Woman Pays to Bury Homeless Man She Became Friends with Over 11 Years
UPPER EAST SIDE — For the past 11 years, Juanita Vega served as Richard Coleman’s morning wake-up call. And after his recent death, she personally took the responsibility to give him a proper final goodbye.
Vega developed a friendship with the homeless man who was a popular feature of her Upper East Side community. Each morning, she roused him from slumber in the vestibule of the bank where she worked.
She was devastated by his death on April 16.
Vega was so troubled that Coleman, 62, who had no known next-of-kin, was about to be buried in the city’s public cemetery that she personally organized and paid $2,000 for his burial Thursday at the Rosemount Memorial Park in Elizabeth, New Jersey.

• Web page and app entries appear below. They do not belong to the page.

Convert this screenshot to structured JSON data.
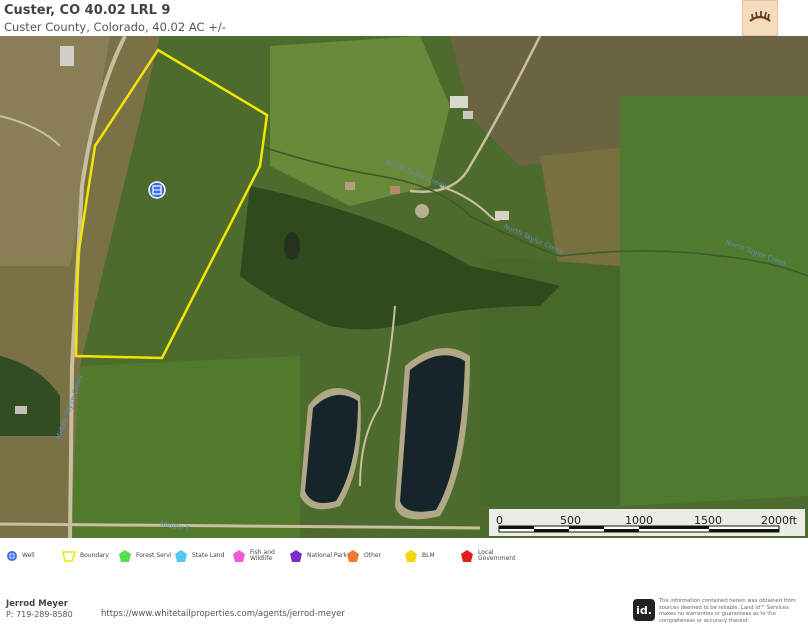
{
  "header": {
    "title": "Custer, CO 40.02 LRL 9",
    "subtitle": "Custer County, Colorado, 40.02 AC +/-"
  },
  "map": {
    "creek_labels": [
      "North Taylor Creek",
      "North Taylor Creek",
      "North Taylor Creek",
      "Middle Taylor Creek",
      "Middle T"
    ],
    "boundary_color": "#f2e600",
    "scale_bar": {
      "ticks": [
        "0",
        "500",
        "1000",
        "1500",
        "2000ft"
      ]
    },
    "markers": [
      {
        "type": "well",
        "icon": "water-drop-icon"
      }
    ]
  },
  "legend": [
    {
      "label": "Well",
      "icon": "well-icon",
      "color": "#3a6ee8"
    },
    {
      "label": "Boundary",
      "icon": "boundary-icon",
      "color": "#f2e600"
    },
    {
      "label": "Forest Servi",
      "icon": "forest-service-icon",
      "color": "#54e04a"
    },
    {
      "label": "State Land",
      "icon": "state-land-icon",
      "color": "#56c8f0"
    },
    {
      "label": "Fish and Wildlife",
      "icon": "fish-wildlife-icon",
      "color": "#f25ad6"
    },
    {
      "label": "National Park",
      "icon": "national-park-icon",
      "color": "#7b2ec8"
    },
    {
      "label": "Other",
      "icon": "other-icon",
      "color": "#f27a2e"
    },
    {
      "label": "BLM",
      "icon": "blm-icon",
      "color": "#f2d60e"
    },
    {
      "label": "Local Government",
      "icon": "local-government-icon",
      "color": "#e81c1c"
    }
  ],
  "footer": {
    "agent_name": "Jerrod Meyer",
    "agent_phone": "P: 719-289-8580",
    "agent_url": "https://www.whitetailproperties.com/agents/jerrod-meyer",
    "id_logo": "id.",
    "disclaimer": "The information contained herein was obtained from sources deemed to be reliable. Land id™ Services makes no warranties or guarantees as to the completeness or accuracy thereof."
  }
}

“I know about Potter’s Field and I didn’t want him to end up there,” Vega, 51, said after organizing the small burial ceremony with the help of her boyfriend, funeral director Tom Valek. “He was a nice person. He didn’t deserve that.”
Coleman, whose nickname was "Smokey," was a fixture in the East 70s between York and Lexington avenues, growing familiar with many residents and local workers. Community members held a small memorial service for him earlier this month and raised about $1,500 in his name to donate to the National Alliance to End Homelessness.
His final resting place was expected to be on Hart’s Island, a public cemetery where prison labor is used to perform mass burials, Vega said.
She enlisted the help of her boyfriend, who works at the Krtil Funeral Home on First Avenue and 70th Street. Valek had to convince the medical examiner’s office to release the body to him even though he is not next-of-kin, he said.
Valek buried Coleman Thursday in a simple service.
“We said a few words, the Our Father and the Hail Mary,” Valek said. “We don’t know what his religious background was, so we just said a few committal prayers.”
Right now, the grave will remain unmarked due to the high cost of headstones. However, the plot is deeded in Coleman’s name in case anyone from his family does come forward to claim him.
Even without the headstone and with Valek working for free, the burial cost was $2,000. A few people who knew Coleman from the neighborhood have reached out with small donations, but Vega shouldered most of the cost herself, she said.
“I just wanted to do the right thing,” she said, adding that she fondly remembers Coleman's nickname for her, "sis," and his gifts to her of found trinkets from the street.
“Everybody knew him," she said, "so why should he end up in Potter’s Field?”